===== INFORMATION GIVEN =====

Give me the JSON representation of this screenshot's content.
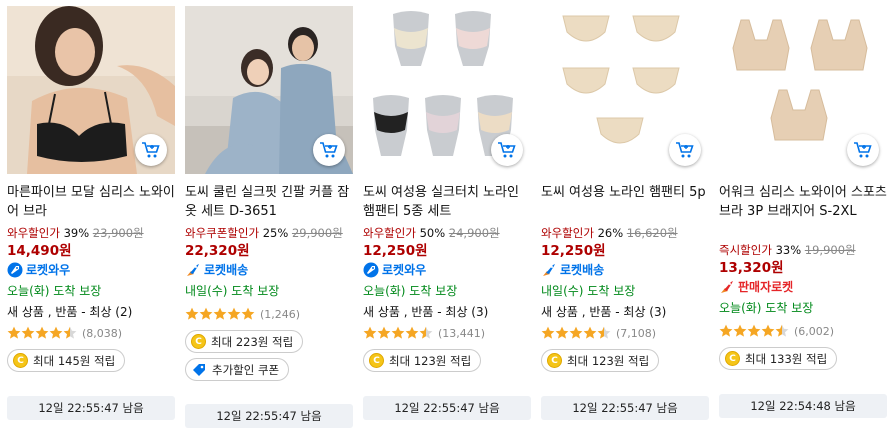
{
  "colors": {
    "price_red": "#ae0000",
    "rocket_blue": "#0073e9",
    "seller_red": "#e52528",
    "arrival_green": "#00891a",
    "star": "#f5a623"
  },
  "products": [
    {
      "name": "마른파이브 모달 심리스 노와이어 브라",
      "discount_label": "와우할인가",
      "discount_pct": "39%",
      "original_price": "23,900원",
      "price": "14,490원",
      "badge": "로켓와우",
      "badge_icon": "rocket-wow-icon",
      "arrival": "오늘(화) 도착 보장",
      "condition": "새 상품 , 반품 - 최상 (2)",
      "rating": 4.5,
      "review_count": "(8,038)",
      "coupons": [
        {
          "icon": "coin-icon",
          "text": "최대 145원 적립"
        }
      ],
      "timer": "12일 22:55:47 남음"
    },
    {
      "name": "도씨 쿨린 실크핏 긴팔 커플 잠옷 세트 D-3651",
      "discount_label": "와우쿠폰할인가",
      "discount_pct": "25%",
      "original_price": "29,900원",
      "price": "22,320원",
      "badge": "로켓배송",
      "badge_icon": "rocket-icon",
      "arrival": "내일(수) 도착 보장",
      "condition": "",
      "rating": 5,
      "review_count": "(1,246)",
      "coupons": [
        {
          "icon": "coin-icon",
          "text": "최대 223원 적립"
        },
        {
          "icon": "tag-icon",
          "text": "추가할인 쿠폰"
        }
      ],
      "timer": "12일 22:55:47 남음"
    },
    {
      "name": "도씨 여성용 실크터치 노라인 햄팬티 5종 세트",
      "discount_label": "와우할인가",
      "discount_pct": "50%",
      "original_price": "24,900원",
      "price": "12,250원",
      "badge": "로켓와우",
      "badge_icon": "rocket-wow-icon",
      "arrival": "오늘(화) 도착 보장",
      "condition": "새 상품 , 반품 - 최상 (3)",
      "rating": 4.5,
      "review_count": "(13,441)",
      "coupons": [
        {
          "icon": "coin-icon",
          "text": "최대 123원 적립"
        }
      ],
      "timer": "12일 22:55:47 남음"
    },
    {
      "name": "도씨 여성용 노라인 햄팬티 5p",
      "discount_label": "와우할인가",
      "discount_pct": "26%",
      "original_price": "16,620원",
      "price": "12,250원",
      "badge": "로켓배송",
      "badge_icon": "rocket-icon",
      "arrival": "내일(수) 도착 보장",
      "condition": "새 상품 , 반품 - 최상 (3)",
      "rating": 4.5,
      "review_count": "(7,108)",
      "coupons": [
        {
          "icon": "coin-icon",
          "text": "최대 123원 적립"
        }
      ],
      "timer": "12일 22:55:47 남음"
    },
    {
      "name": "어워크 심리스 노와이어 스포츠 브라 3P 브래지어 S-2XL",
      "discount_label": "즉시할인가",
      "discount_pct": "33%",
      "original_price": "19,900원",
      "price": "13,320원",
      "badge": "판매자로켓",
      "badge_icon": "seller-rocket-icon",
      "arrival": "오늘(화) 도착 보장",
      "condition": "",
      "rating": 4.5,
      "review_count": "(6,002)",
      "coupons": [
        {
          "icon": "coin-icon",
          "text": "최대 133원 적립"
        }
      ],
      "timer": "12일 22:54:48 남음"
    }
  ]
}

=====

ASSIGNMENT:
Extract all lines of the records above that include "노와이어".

SOLUTION TO THE PROBLEM:
      "name": "마른파이브 모달 심리스 노와이어 브라",
      "name": "어워크 심리스 노와이어 스포츠 브라 3P 브래지어 S-2XL",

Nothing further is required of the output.